The sculptor was Gilbert Seale - full name John Hugh Gilbert Seale. Born in South London, he was the son of an architectural sculptor and followed in his father John Wesley Seale's footsteps - and his own son would continue the business in turn. He  worked on the nearby Old Bailey as well as buildings ranging from churches to department stores.

Photograph showing a carved detail: the name 'Gilbert Seale, Sculptor'

On the other side of the arch, the year it was built - 1900 - is given below the name of its architect H Huntly Gordon. Herbert Huntly Gordon was a speculative builder as well as an architect - but eight years after completing this building, also became a subject of scandal. He and his wife each sought to divorce the other - he accused her of adultery with a naval officer, while she accused him of the same with a governess - but the court found the allegations to be unfounded and the couple had to stay unhappily married. They (unsurprisingly) lived apart, and their elder daughter stayed with Huntly Gordon while the younger lived with his estranged wife.

Photograph showing a carved detail: the name 'H Huntley Gordon, Architect'

Three years later, the couple returned to court as Mrs Huntly Gordon petitioned for restitution of conjugal rights (ie to return to the marital home). The prospect apparently appealed neither to her husband nor to her elder daughter, now eighteen, who wrote to her mother than before the separation, her parents had 'quarrelled and disagreed over every small thing': they were 'better apart'. The judge sent the couple and their lawyers to discuss the matter in private, and a deed of separation was drawn up instead.

Photograph of one of the carved putti, with butterfly-like wings and flowers in its hair

However, that was all in the future when the architect designed the stylish and playful Saint Bartholomew House. Let's finish by noting the unusual putto on the right of the doorway: as Chris Partridge of Ornamental Passions points out, this charcater appears to have butteryfly-style wings and flowers in their hair.

Wednesday, 1 September 2021

Durham Cathedral: seeking sanctuary


Photograph of the Durham Cathedral sanctuary knocker: a metal face, demonic in appearance, with a ring in its mouth, on a heavy wooden door.

The rather demonic-looking monster might seem an unlikely face to find on the door of Durham Cathedral.

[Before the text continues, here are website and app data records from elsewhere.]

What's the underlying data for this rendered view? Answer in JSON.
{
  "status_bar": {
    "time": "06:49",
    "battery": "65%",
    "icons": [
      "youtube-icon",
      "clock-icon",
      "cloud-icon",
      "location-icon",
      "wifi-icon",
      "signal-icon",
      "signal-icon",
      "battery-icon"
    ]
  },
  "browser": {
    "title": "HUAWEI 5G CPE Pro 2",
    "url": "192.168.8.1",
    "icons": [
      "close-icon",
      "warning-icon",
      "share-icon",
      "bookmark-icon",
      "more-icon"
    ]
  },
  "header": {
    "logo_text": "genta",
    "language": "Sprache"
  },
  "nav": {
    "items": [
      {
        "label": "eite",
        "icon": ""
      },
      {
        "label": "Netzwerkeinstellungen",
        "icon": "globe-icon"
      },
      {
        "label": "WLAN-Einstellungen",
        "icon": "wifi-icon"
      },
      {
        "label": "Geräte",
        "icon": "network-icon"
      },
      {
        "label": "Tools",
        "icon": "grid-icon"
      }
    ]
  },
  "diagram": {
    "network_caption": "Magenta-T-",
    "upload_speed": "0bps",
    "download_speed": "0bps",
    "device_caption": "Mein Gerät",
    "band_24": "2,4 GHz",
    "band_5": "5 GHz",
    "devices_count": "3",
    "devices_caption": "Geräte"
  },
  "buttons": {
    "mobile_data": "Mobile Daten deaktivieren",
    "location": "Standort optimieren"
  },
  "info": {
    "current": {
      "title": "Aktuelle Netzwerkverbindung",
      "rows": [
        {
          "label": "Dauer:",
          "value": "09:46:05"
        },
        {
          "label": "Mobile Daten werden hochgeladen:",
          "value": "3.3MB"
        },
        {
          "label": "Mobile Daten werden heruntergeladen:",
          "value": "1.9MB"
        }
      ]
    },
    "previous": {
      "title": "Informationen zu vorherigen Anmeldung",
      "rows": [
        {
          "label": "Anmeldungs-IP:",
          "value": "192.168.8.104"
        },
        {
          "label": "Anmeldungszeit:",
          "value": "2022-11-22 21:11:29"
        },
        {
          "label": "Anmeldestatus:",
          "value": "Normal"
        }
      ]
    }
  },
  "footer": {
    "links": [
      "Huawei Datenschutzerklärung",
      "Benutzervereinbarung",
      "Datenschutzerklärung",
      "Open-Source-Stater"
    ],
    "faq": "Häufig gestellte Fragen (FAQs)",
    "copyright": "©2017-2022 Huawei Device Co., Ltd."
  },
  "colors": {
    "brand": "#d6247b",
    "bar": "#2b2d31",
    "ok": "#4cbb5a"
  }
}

The metal knocker was designed to deter evil from the Cathedral, maintaining it as a place of sanctuary. 

In fact, the name of this sanctuary knocker refers to the very specific concept of sanctuary in the middle ages. A person who had committed an offence could seek sanctuary in the church for a relatively short period - weeks rather than months - during which they could choose either trial or exile. In other words, it was a time to get their affairs in order and decide on their future rather than an indefinite escape from the consequences of their actions. Only in the fifteenth century would Durham Cathedral be able to offer permanent sanctuary to debtors and wrongdoers - a privilege limited to certain important churches who held a royal charter. However, it was a sort of imprisonment: the sanctuary-seeker was only immune from arrest while within the cathedral precincts, and had to have the means to support themselves there since they were unlikely to find work.

The knocker now on the door is a replica of the twelfth-century original - still in the cathedral, but now kept in its museum rather than exposed to the elements.